Overseas guarantees denote the promise to pay offered to overseas creditors or beneficiaries in the form of a letter of guarantee. In the event that the debtor fails to honour its commitment to pay under contract stipulations, the bank will undertake the payment responsibility specified in the letter of guarantee. Such guarantees include such items as borrowing, tendering, contract performance and contract deposit. They cover areas such as the export of mechanical and electronic products, high-tech products and complete sets of equipment, offshore engineering projects, international tenders by domestic financial organizations and foreign government loans.
Foreign favourable loans are long- and mid-term low-interest loans offered to other developing countries by the Chinese government in the nature of foreign aid. Beneficiaries of this type of loan are Chinese and foreign firms who are able to construct production facilities in the designated countries. These facilities must demonstrate the prospect of economic return and the capability to pay back. Such loans can also be granted for the construction of infrastructures and social welfare projects which demonstrate the capability to pay back. Exim- bank is the only bank to underwrite this type of loan.

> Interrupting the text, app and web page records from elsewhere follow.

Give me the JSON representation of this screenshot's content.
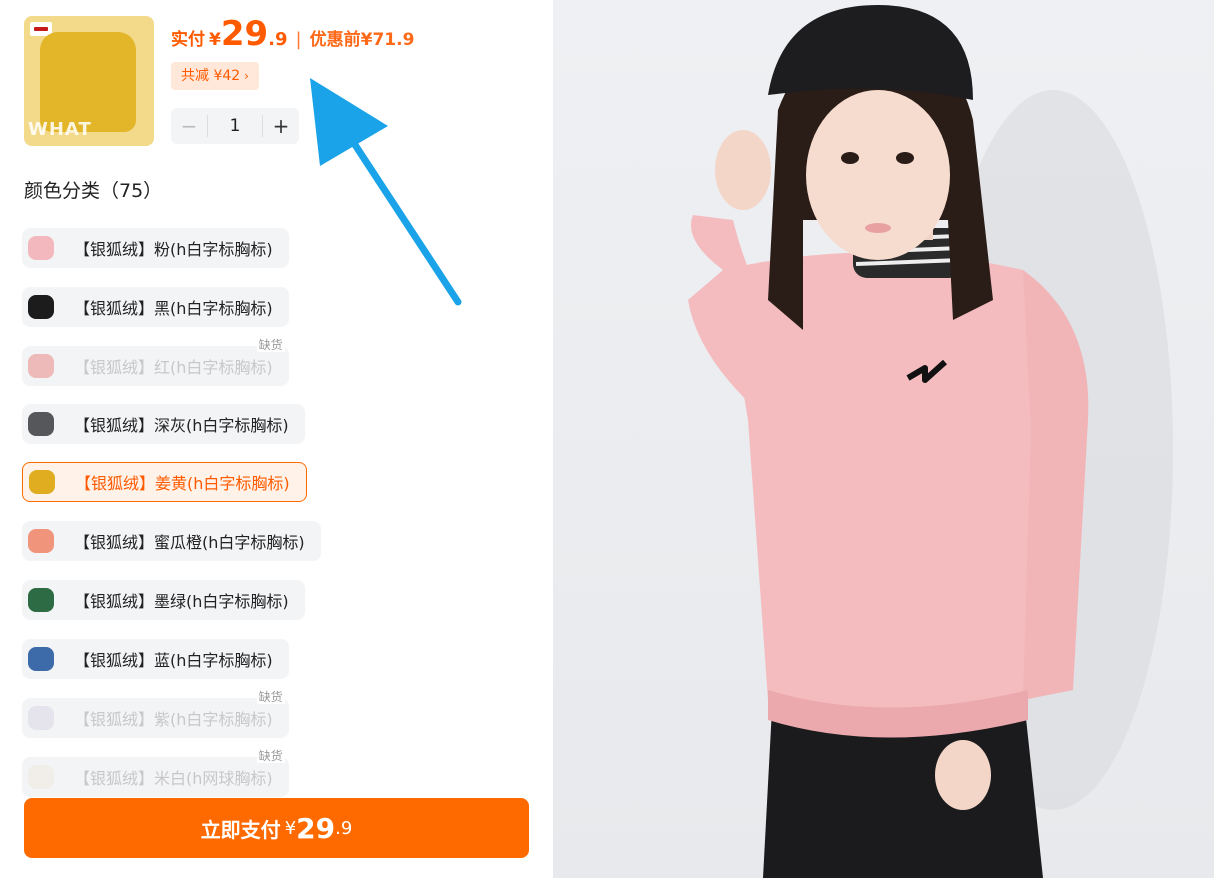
{
  "product": {
    "price_label": "实付",
    "currency": "¥",
    "price_int": "29",
    "price_dec": ".9",
    "separator": "|",
    "orig_label": "优惠前",
    "orig_price": "¥71.9",
    "discount": "共减 ¥42",
    "quantity": "1",
    "minus": "−",
    "plus": "+",
    "thumb_text": "WHAT"
  },
  "colors": {
    "title": "颜色分类（75）",
    "items": [
      {
        "label": "【银狐绒】粉(h白字标胸标)",
        "swatch": "#f2b8bd",
        "state": "normal"
      },
      {
        "label": "【银狐绒】黑(h白字标胸标)",
        "swatch": "#1c1c1c",
        "state": "normal"
      },
      {
        "label": "【银狐绒】红(h白字标胸标)",
        "swatch": "#e7736f",
        "state": "disabled",
        "badge": "缺货"
      },
      {
        "label": "【银狐绒】深灰(h白字标胸标)",
        "swatch": "#55575a",
        "state": "normal"
      },
      {
        "label": "【银狐绒】姜黄(h白字标胸标)",
        "swatch": "#e0ad20",
        "state": "selected"
      },
      {
        "label": "【银狐绒】蜜瓜橙(h白字标胸标)",
        "swatch": "#f0957c",
        "state": "normal"
      },
      {
        "label": "【银狐绒】墨绿(h白字标胸标)",
        "swatch": "#2d6b45",
        "state": "normal"
      },
      {
        "label": "【银狐绒】蓝(h白字标胸标)",
        "swatch": "#3d6aa8",
        "state": "normal"
      },
      {
        "label": "【银狐绒】紫(h白字标胸标)",
        "swatch": "#d5d1e3",
        "state": "disabled",
        "badge": "缺货"
      },
      {
        "label": "【银狐绒】米白(h网球胸标)",
        "swatch": "#efe7dc",
        "state": "disabled",
        "badge": "缺货"
      }
    ]
  },
  "pay": {
    "label": "立即支付",
    "currency": "¥",
    "int": "29",
    "dec": ".9"
  },
  "accent": "#ff6a00",
  "arrow_color": "#1aa3e8"
}
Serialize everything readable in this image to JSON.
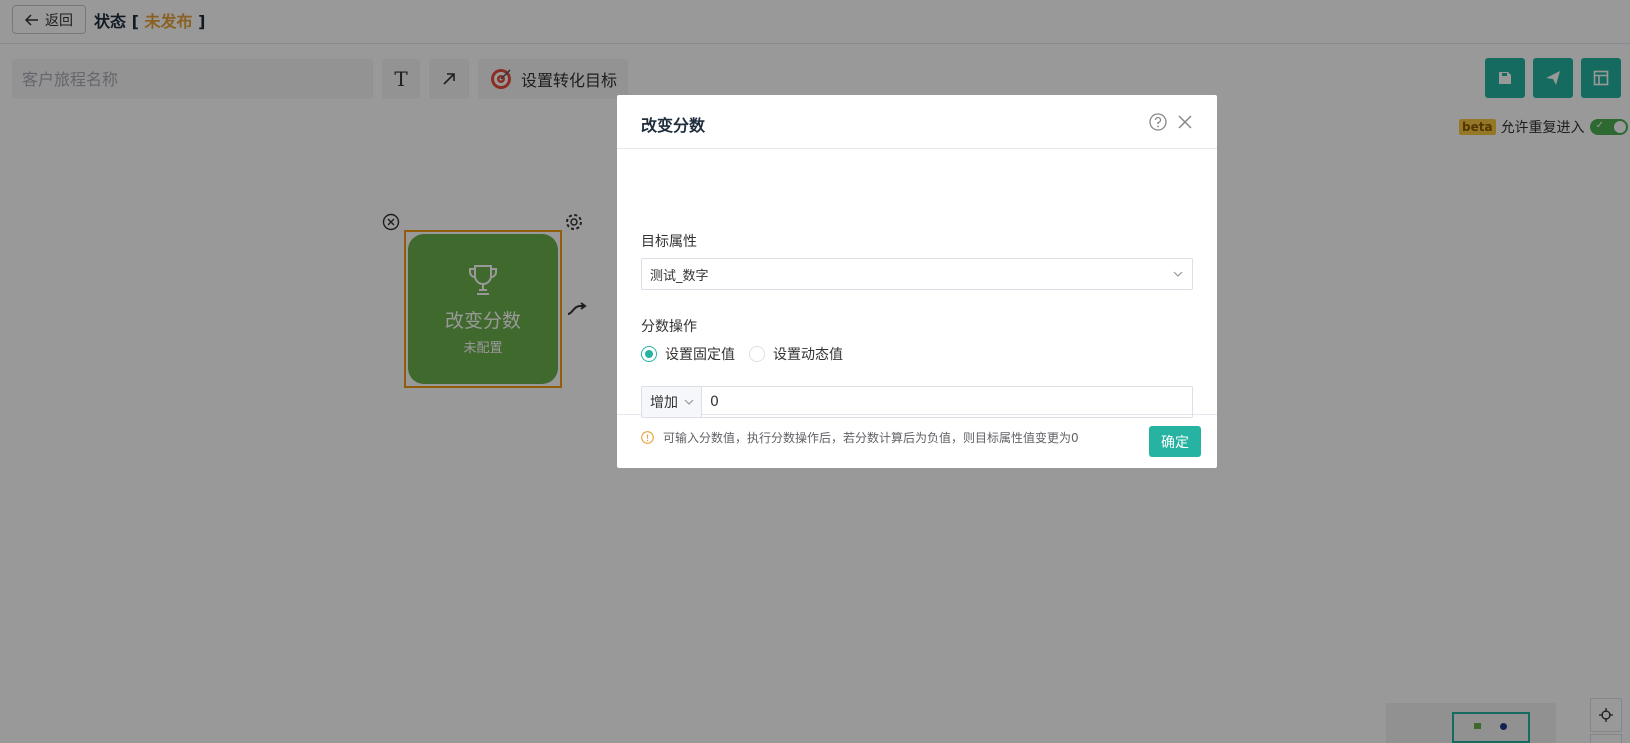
{
  "header": {
    "back_label": "返回",
    "status_prefix": "状态 [",
    "status_value": "未发布",
    "status_suffix": "]"
  },
  "toolbar": {
    "name_placeholder": "客户旅程名称",
    "text_tool_glyph": "T",
    "goal_label": "设置转化目标"
  },
  "settings": {
    "beta_label": "beta",
    "allow_reentry_label": "允许重复进入",
    "allow_reentry_enabled": true
  },
  "node": {
    "title": "改变分数",
    "subtitle": "未配置"
  },
  "dialog": {
    "title": "改变分数",
    "attr_label": "目标属性",
    "attr_value": "测试_数字",
    "op_label": "分数操作",
    "radio_fixed": "设置固定值",
    "radio_dynamic": "设置动态值",
    "selected_radio": "fixed",
    "op_select_value": "增加",
    "score_value": "0",
    "hint": "可输入分数值，执行分数操作后，若分数计算后为负值，则目标属性值变更为0",
    "ok_label": "确定"
  },
  "colors": {
    "accent": "#26b3a2",
    "warning": "#e6a23c",
    "node_fill": "#6ab04c",
    "node_border": "#f39c12"
  }
}
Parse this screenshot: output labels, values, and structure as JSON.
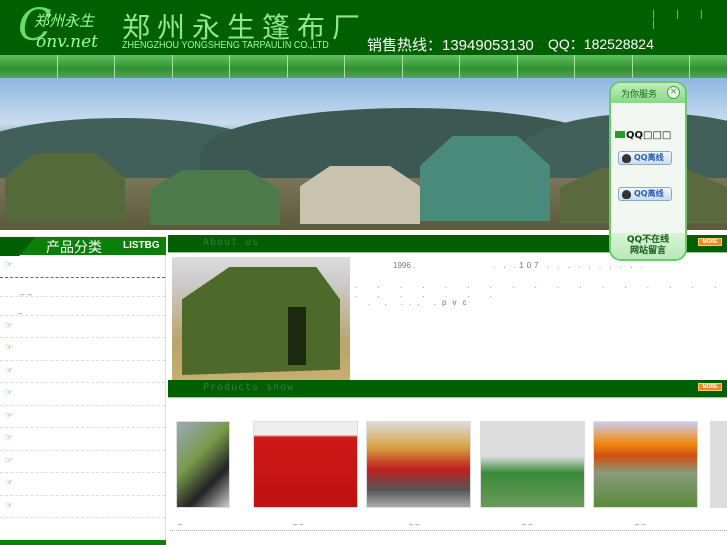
{
  "header": {
    "logo_cn": "郑州永生",
    "logo_letter": "C",
    "logo_net": "onv.net",
    "company_cn": "郑州永生篷布厂",
    "company_en": "ZHENGZHOU YONGSHENG TARPAULIN CO.,LTD",
    "hotline": "销售热线：13949053130",
    "qq": "QQ：182528824",
    "toplinks": "| | | |"
  },
  "sidebar": {
    "title": "产品分类",
    "title_en": "LISTBG",
    "hand_icon": "☞",
    "dash": "_ _",
    "dash2": "_"
  },
  "about": {
    "title": "About us",
    "more": "MORE",
    "line1a": "1996 .",
    "line1b": ". . .107 . . . . . . . . . .",
    "line2": ". . . . . . . . . . . . . . . . . . . . . . . .",
    "line3": ". . ... .pvc"
  },
  "products": {
    "title": "Products show",
    "more": "MORE",
    "captions": [
      "_",
      "_ _",
      "_ _",
      "_ _",
      "_ _"
    ]
  },
  "qq_panel": {
    "title": "为你服务",
    "close": "×",
    "group": "QQ□□□",
    "btn1": "QQ离线",
    "btn2": "QQ离线",
    "footer1": "QQ不在线",
    "footer2": "网站留言"
  }
}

Foreign government concessionary loans are those favourable loans and mixed loans offered by foreign governments to the Chinese government. Eximbank acts as an agent under the mandate of the Chinese Ministry of Finance to dispense these loans. Mixed loans are a combination of favourable loans offered by foreign governments and commercial loans offered by foreign banks. Eximbank is the primary concessionary bank for the loans offered by foreign governments.
Cultural Differences and Clashes in Communication
Key differences between Chinese and western cultures
Large power distance
Reverence to rank and power
Strong tendency of risk avoidance
Dominance of group interest and values
Doctrine of the mean and ambiguity
Resistance to change
Lack of original creativity
Pursuit of moral accomplishments
Cultivation of personal virtue
Despise material gains
'Face' is important
Connotation and tolerance
Small power distance
Equality among people
Authority of law
Strong tendency of risk taking
Dominance of individualistic interest
Clarity in expression
Acceptance of change
Pursuit of objective being
Knowledge and skill learning
Recognition of material gains
'Face' is unimportant
Candour and rigidity
Sources of cultural clashes in communication
Cross-cultural communication problems:
Complaints from western managers
Marathon negotiations and decision-making
Decisions reached by discussion instead of voting
Indirect expression of opinions
Great importance is given to 'face'
Dependent on Guanxi and personal emotions in business dealings
Submissive and lack creativity
Ambiguity in policies, laws and regulations
Excessive government intervention
Complicated and closely-knit interpersonal relations
Complaints from Chinese managers
Lack of understanding of the unique local environment
Over-rigid in handling business affairs and lack of flexibility
Impersonality and rule-orientation without giving consideration to circumstances
Lack of thrift in the use of corporate money
Disregard local management suggestions
Individualistic and arbitrary in decision-making
Money-making is the top priority
Lack of respect and care for staff/employees
Ignore the interests of Chinese partners
Arrogance and conceit
Managing cross-cultural differences for cross-cultural advantage
A possible solution for cultural differences could come from the following:
? adapting to each other's culture
? building shared values
? adjusting decision making references
? forming a unique management style accommodating both cultures
? establishing effective interpersonal communications that are free from prejudiced assumptions.
For more Information
* Asian Business. Business with China, Europe,India, Arabs, International Business and Cultural Books. *